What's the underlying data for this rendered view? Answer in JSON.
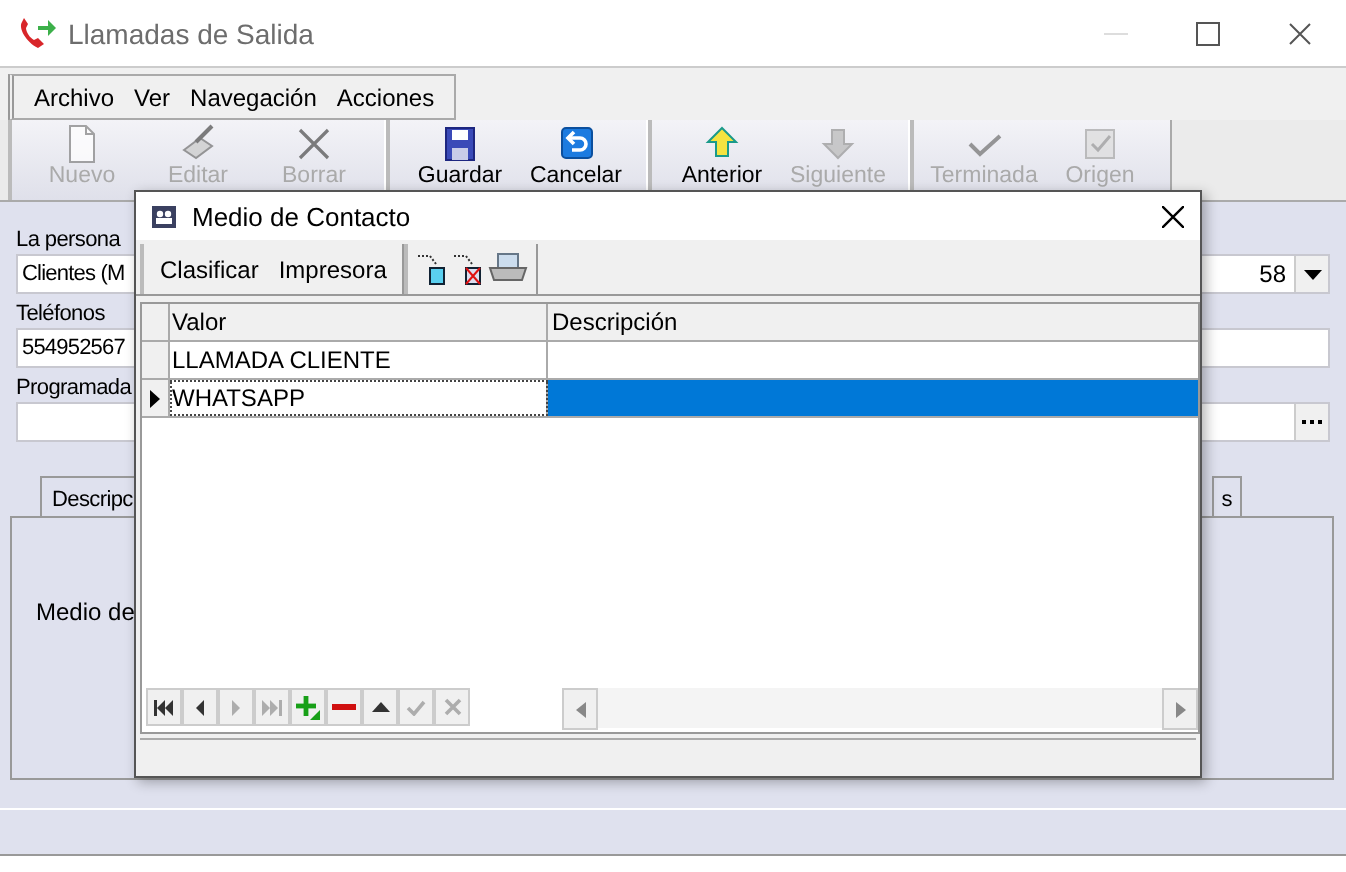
{
  "window": {
    "title": "Llamadas de Salida"
  },
  "menu": [
    "Archivo",
    "Ver",
    "Navegación",
    "Acciones"
  ],
  "toolbar": [
    [
      {
        "label": "Nuevo",
        "kind": "new",
        "disabled": true
      },
      {
        "label": "Editar",
        "kind": "edit",
        "disabled": true
      },
      {
        "label": "Borrar",
        "kind": "delete",
        "disabled": true
      }
    ],
    [
      {
        "label": "Guardar",
        "kind": "save",
        "disabled": false
      },
      {
        "label": "Cancelar",
        "kind": "cancel",
        "disabled": false
      }
    ],
    [
      {
        "label": "Anterior",
        "kind": "prior",
        "disabled": false
      },
      {
        "label": "Siguiente",
        "kind": "next",
        "disabled": true
      }
    ],
    [
      {
        "label": "Terminada",
        "kind": "done",
        "disabled": true
      },
      {
        "label": "Origen",
        "kind": "origin",
        "disabled": true
      }
    ]
  ],
  "fields": [
    {
      "label": "La persona",
      "value": "Clientes (M",
      "tail": "58",
      "kind": "dropdown"
    },
    {
      "label": "Teléfonos",
      "value": "554952567",
      "kind": "text"
    },
    {
      "label": "Programada",
      "kind": "ellipsis"
    }
  ],
  "tabs": [
    {
      "label": "Descripc",
      "selected": true
    },
    {
      "label": "s",
      "selected": false
    }
  ],
  "panel_label": "Medio de",
  "dialog": {
    "title": "Medio de Contacto",
    "toolbar": [
      "Clasificar",
      "Impresora"
    ],
    "columns": [
      "Valor",
      "Descripción"
    ],
    "rows": [
      {
        "valor": "LLAMADA CLIENTE",
        "selected": false
      },
      {
        "valor": "WHATSAPP",
        "selected": true
      }
    ],
    "navigator": [
      {
        "kind": "first",
        "disabled": false
      },
      {
        "kind": "prior",
        "disabled": false
      },
      {
        "kind": "next",
        "disabled": true
      },
      {
        "kind": "last",
        "disabled": true
      },
      {
        "kind": "insert",
        "disabled": false
      },
      {
        "kind": "delete",
        "disabled": false
      },
      {
        "kind": "edit",
        "disabled": false
      },
      {
        "kind": "post",
        "disabled": true
      },
      {
        "kind": "cancel",
        "disabled": true
      }
    ]
  }
}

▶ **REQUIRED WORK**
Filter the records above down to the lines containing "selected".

▶ **EXPECTED OUTPUT**
      "selected": true
      "selected": false
        "selected": false
        "selected": true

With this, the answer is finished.